> _INPUT RECORDS_
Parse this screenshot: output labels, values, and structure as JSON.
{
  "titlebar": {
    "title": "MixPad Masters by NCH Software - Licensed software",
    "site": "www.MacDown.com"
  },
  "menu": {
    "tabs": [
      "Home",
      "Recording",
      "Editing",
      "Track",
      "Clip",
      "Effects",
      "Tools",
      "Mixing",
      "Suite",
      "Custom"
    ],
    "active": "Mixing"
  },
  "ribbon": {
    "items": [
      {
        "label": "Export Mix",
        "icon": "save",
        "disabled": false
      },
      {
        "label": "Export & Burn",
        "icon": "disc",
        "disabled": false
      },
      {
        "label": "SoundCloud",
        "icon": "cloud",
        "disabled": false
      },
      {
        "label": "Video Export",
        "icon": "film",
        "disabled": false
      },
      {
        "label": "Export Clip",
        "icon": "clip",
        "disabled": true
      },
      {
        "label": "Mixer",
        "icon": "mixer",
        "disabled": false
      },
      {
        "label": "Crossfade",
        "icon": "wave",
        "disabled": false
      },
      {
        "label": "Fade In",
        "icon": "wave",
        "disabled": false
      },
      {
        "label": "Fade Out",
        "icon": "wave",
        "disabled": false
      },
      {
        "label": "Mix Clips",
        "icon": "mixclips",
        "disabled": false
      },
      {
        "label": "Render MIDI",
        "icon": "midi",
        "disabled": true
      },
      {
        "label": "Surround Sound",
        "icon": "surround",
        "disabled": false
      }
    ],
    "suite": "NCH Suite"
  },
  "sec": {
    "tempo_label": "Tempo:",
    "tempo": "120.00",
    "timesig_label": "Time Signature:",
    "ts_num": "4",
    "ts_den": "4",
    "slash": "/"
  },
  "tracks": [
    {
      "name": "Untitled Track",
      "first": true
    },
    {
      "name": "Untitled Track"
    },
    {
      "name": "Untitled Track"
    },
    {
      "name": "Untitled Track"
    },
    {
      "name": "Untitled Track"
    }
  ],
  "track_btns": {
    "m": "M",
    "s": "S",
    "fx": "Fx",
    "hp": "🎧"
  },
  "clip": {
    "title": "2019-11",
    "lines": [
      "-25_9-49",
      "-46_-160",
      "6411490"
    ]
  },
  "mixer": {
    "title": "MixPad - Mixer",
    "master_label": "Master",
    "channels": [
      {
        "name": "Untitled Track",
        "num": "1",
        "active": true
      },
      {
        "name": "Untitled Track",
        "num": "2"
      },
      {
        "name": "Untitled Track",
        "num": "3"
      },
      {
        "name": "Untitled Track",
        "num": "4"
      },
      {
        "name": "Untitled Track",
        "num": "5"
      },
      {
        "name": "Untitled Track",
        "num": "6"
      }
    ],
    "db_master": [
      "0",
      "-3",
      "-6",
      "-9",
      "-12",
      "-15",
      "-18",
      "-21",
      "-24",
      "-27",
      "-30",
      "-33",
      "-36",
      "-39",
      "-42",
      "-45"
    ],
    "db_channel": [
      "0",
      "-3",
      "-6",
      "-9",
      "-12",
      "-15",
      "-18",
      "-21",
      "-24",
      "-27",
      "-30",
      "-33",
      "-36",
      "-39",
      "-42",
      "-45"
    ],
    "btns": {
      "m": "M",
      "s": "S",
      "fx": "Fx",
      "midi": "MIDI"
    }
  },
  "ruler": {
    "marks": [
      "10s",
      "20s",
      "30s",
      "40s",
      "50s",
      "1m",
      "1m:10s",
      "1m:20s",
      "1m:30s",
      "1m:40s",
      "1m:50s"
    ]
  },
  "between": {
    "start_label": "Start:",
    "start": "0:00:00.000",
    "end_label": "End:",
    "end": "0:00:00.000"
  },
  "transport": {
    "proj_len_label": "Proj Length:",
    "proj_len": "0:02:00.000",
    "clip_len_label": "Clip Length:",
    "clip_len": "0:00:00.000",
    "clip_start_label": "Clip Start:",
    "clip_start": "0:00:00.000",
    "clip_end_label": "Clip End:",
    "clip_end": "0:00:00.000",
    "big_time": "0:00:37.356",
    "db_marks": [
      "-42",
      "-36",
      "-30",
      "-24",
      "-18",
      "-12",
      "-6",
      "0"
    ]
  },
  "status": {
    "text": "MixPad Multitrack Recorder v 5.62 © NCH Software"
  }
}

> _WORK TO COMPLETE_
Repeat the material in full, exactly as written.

> _RESULT FOR THIS TASK_
Parse this screenshot: output labels, values, and structure as JSON.
{
  "titlebar": {
    "title": "MixPad Masters by NCH Software - Licensed software",
    "site": "www.MacDown.com"
  },
  "menu": {
    "tabs": [
      "Home",
      "Recording",
      "Editing",
      "Track",
      "Clip",
      "Effects",
      "Tools",
      "Mixing",
      "Suite",
      "Custom"
    ],
    "active": "Mixing"
  },
  "ribbon": {
    "items": [
      {
        "label": "Export Mix",
        "icon": "save",
        "disabled": false
      },
      {
        "label": "Export & Burn",
        "icon": "disc",
        "disabled": false
      },
      {
        "label": "SoundCloud",
        "icon": "cloud",
        "disabled": false
      },
      {
        "label": "Video Export",
        "icon": "film",
        "disabled": false
      },
      {
        "label": "Export Clip",
        "icon": "clip",
        "disabled": true
      },
      {
        "label": "Mixer",
        "icon": "mixer",
        "disabled": false
      },
      {
        "label": "Crossfade",
        "icon": "wave",
        "disabled": false
      },
      {
        "label": "Fade In",
        "icon": "wave",
        "disabled": false
      },
      {
        "label": "Fade Out",
        "icon": "wave",
        "disabled": false
      },
      {
        "label": "Mix Clips",
        "icon": "mixclips",
        "disabled": false
      },
      {
        "label": "Render MIDI",
        "icon": "midi",
        "disabled": true
      },
      {
        "label": "Surround Sound",
        "icon": "surround",
        "disabled": false
      }
    ],
    "suite": "NCH Suite"
  },
  "sec": {
    "tempo_label": "Tempo:",
    "tempo": "120.00",
    "timesig_label": "Time Signature:",
    "ts_num": "4",
    "ts_den": "4",
    "slash": "/"
  },
  "tracks": [
    {
      "name": "Untitled Track",
      "first": true
    },
    {
      "name": "Untitled Track"
    },
    {
      "name": "Untitled Track"
    },
    {
      "name": "Untitled Track"
    },
    {
      "name": "Untitled Track"
    }
  ],
  "track_btns": {
    "m": "M",
    "s": "S",
    "fx": "Fx",
    "hp": "🎧"
  },
  "clip": {
    "title": "2019-11",
    "lines": [
      "-25_9-49",
      "-46_-160",
      "6411490"
    ]
  },
  "mixer": {
    "title": "MixPad - Mixer",
    "master_label": "Master",
    "channels": [
      {
        "name": "Untitled Track",
        "num": "1",
        "active": true
      },
      {
        "name": "Untitled Track",
        "num": "2"
      },
      {
        "name": "Untitled Track",
        "num": "3"
      },
      {
        "name": "Untitled Track",
        "num": "4"
      },
      {
        "name": "Untitled Track",
        "num": "5"
      },
      {
        "name": "Untitled Track",
        "num": "6"
      }
    ],
    "db_master": [
      "0",
      "-3",
      "-6",
      "-9",
      "-12",
      "-15",
      "-18",
      "-21",
      "-24",
      "-27",
      "-30",
      "-33",
      "-36",
      "-39",
      "-42",
      "-45"
    ],
    "db_channel": [
      "0",
      "-3",
      "-6",
      "-9",
      "-12",
      "-15",
      "-18",
      "-21",
      "-24",
      "-27",
      "-30",
      "-33",
      "-36",
      "-39",
      "-42",
      "-45"
    ],
    "btns": {
      "m": "M",
      "s": "S",
      "fx": "Fx",
      "midi": "MIDI"
    }
  },
  "ruler": {
    "marks": [
      "10s",
      "20s",
      "30s",
      "40s",
      "50s",
      "1m",
      "1m:10s",
      "1m:20s",
      "1m:30s",
      "1m:40s",
      "1m:50s"
    ]
  },
  "between": {
    "start_label": "Start:",
    "start": "0:00:00.000",
    "end_label": "End:",
    "end": "0:00:00.000"
  },
  "transport": {
    "proj_len_label": "Proj Length:",
    "proj_len": "0:02:00.000",
    "clip_len_label": "Clip Length:",
    "clip_len": "0:00:00.000",
    "clip_start_label": "Clip Start:",
    "clip_start": "0:00:00.000",
    "clip_end_label": "Clip End:",
    "clip_end": "0:00:00.000",
    "big_time": "0:00:37.356",
    "db_marks": [
      "-42",
      "-36",
      "-30",
      "-24",
      "-18",
      "-12",
      "-6",
      "0"
    ]
  },
  "status": {
    "text": "MixPad Multitrack Recorder v 5.62 © NCH Software"
  }
}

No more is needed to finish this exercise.